Author: Top of the Rock Astronaut / Labels: ,

INGREDIENTS.--1 gallon of pickling onions, salt and water, milk; to each 1/2 gallon of vinegar, 1 oz. of bruised ginger, 1/4 teaspoonful of cayenne, 1 oz. of allspice, 1 oz. of whole black pepper, 1/4 oz. of whole nutmeg bruised, 8 cloves, 1/4 oz. of mace.

Mode.--Gather the onions, which should not be too small, when they are quite dry and ripe; wipe off the dirt, but do not pare them; make a strong solution of salt and water, into which put the onions, and change this, morning and night, for 3 days, and save the _last_ brine they were put in. Then take the outside skin off, and put them into a tin saucepan capable of holding them all, as they are always better done together. Now take equal quantities of milk and the last salt and water the onions were in, and pour this to them; to this add 2 large spoonfuls of salt, put them over the fire, and watch them very attentively. Keep constantly turning the onions about with a wooden skimmer, those at the bottom to the top, and vice versâ; and let the milk and water run through the holes of the skimmer. Remember, the onions must never boil, or, if they do, they will be good for nothing; and they should be quite transparent. Keep the onions stirred for a few minutes, and, in stirring them, be particular not to break them. Then have ready a pan with a colander, into which turn the onions to drain, covering them with a cloth to keep in the steam. Place on a table an old cloth, 2 or 3 times double; put the onions on it when quite hot, and over them an old piece of blanket; cover this closely over them, to keep in the steam.

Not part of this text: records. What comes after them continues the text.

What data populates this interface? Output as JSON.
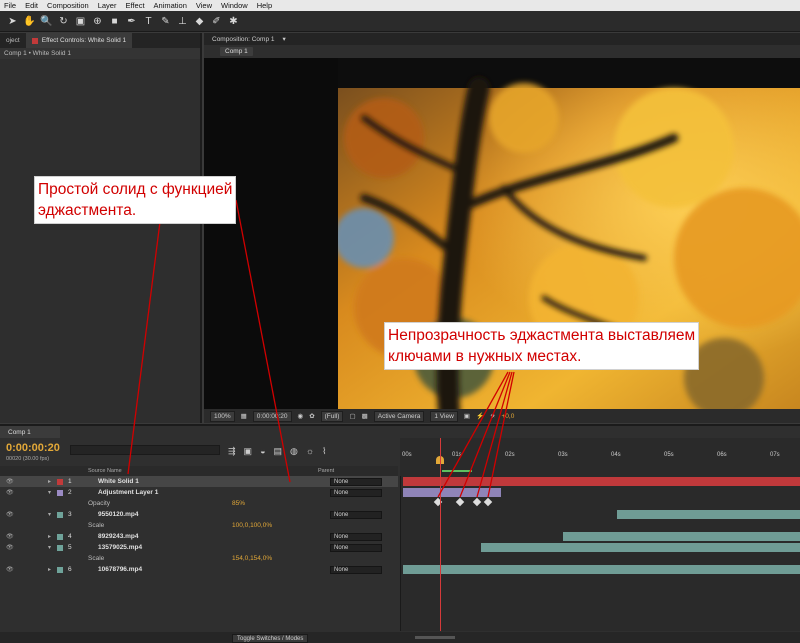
{
  "menu": [
    "File",
    "Edit",
    "Composition",
    "Layer",
    "Effect",
    "Animation",
    "View",
    "Window",
    "Help"
  ],
  "left_panel": {
    "tab_project": "oject",
    "tab_effect": "Effect Controls: White Solid 1",
    "breadcrumb": "Comp 1 • White Solid 1"
  },
  "composition": {
    "tab": "Composition: Comp 1",
    "chip": "Comp 1",
    "footer": {
      "zoom": "100%",
      "timecode": "0:00:00:20",
      "quality": "(Full)",
      "camera": "Active Camera",
      "view": "1 View",
      "exposure": "+0,0"
    }
  },
  "timeline": {
    "tab": "Comp 1",
    "timecode": "0:00:00:20",
    "fps": "00020 (30.00 fps)",
    "col_source": "Source Name",
    "col_parent": "Parent",
    "ruler_ticks": [
      "00s",
      "01s",
      "02s",
      "03s",
      "04s",
      "05s",
      "06s",
      "07s"
    ],
    "layers": [
      {
        "num": "1",
        "name": "White Solid 1",
        "parent": "None",
        "color": "#c23a3a"
      },
      {
        "num": "2",
        "name": "Adjustment Layer 1",
        "parent": "None",
        "color": "#9b8bc4"
      },
      {
        "prop": "Opacity",
        "value": "85%"
      },
      {
        "num": "3",
        "name": "9550120.mp4",
        "parent": "None",
        "color": "#6fa39a"
      },
      {
        "prop": "Scale",
        "value": "100,0,100,0%"
      },
      {
        "num": "4",
        "name": "8929243.mp4",
        "parent": "None",
        "color": "#6fa39a"
      },
      {
        "num": "5",
        "name": "13579025.mp4",
        "parent": "None",
        "color": "#6fa39a"
      },
      {
        "prop": "Scale",
        "value": "154,0,154,0%"
      },
      {
        "num": "6",
        "name": "10678796.mp4",
        "parent": "None",
        "color": "#6fa39a"
      }
    ],
    "toggle_label": "Toggle Switches / Modes"
  },
  "annotations": {
    "note1_line1": "Простой солид с функцией",
    "note1_line2": "эджастмента.",
    "note2_line1": "Непрозрачность эджастмента выставляем",
    "note2_line2": "ключами в нужных местах."
  },
  "colors": {
    "timecode": "#e2a838",
    "annotation": "#d10000",
    "solid_bar": "#c0393b",
    "adjustment_bar": "#8f84b8",
    "footage_bar": "#6f9c95"
  }
}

Let them remain till the next day, when they will be quite cold, and look yellow and shrivelled; take off the shrivelled skins, when they should be as white
as snow. Put them in a pan, make a pickle of vinegar and the remaining ingredients, boil all these up, and pour hot over the onions in the pan. Cover very closely to keep in all the steam, and let them stand till the following day, when they will be quite cold. Put them into jars or bottles well bunged, and a tablespoonful of the best olive-oil on the top of each jar or bottle. Tie them down with bladder, and let them stand in a cool place for a month or six weeks, when they will be fit for use. They should be beautifully white, and eat crisp, without the least softness, and will keep good many months.

Seasonable from the middle of July to the end of August.


Post a Comment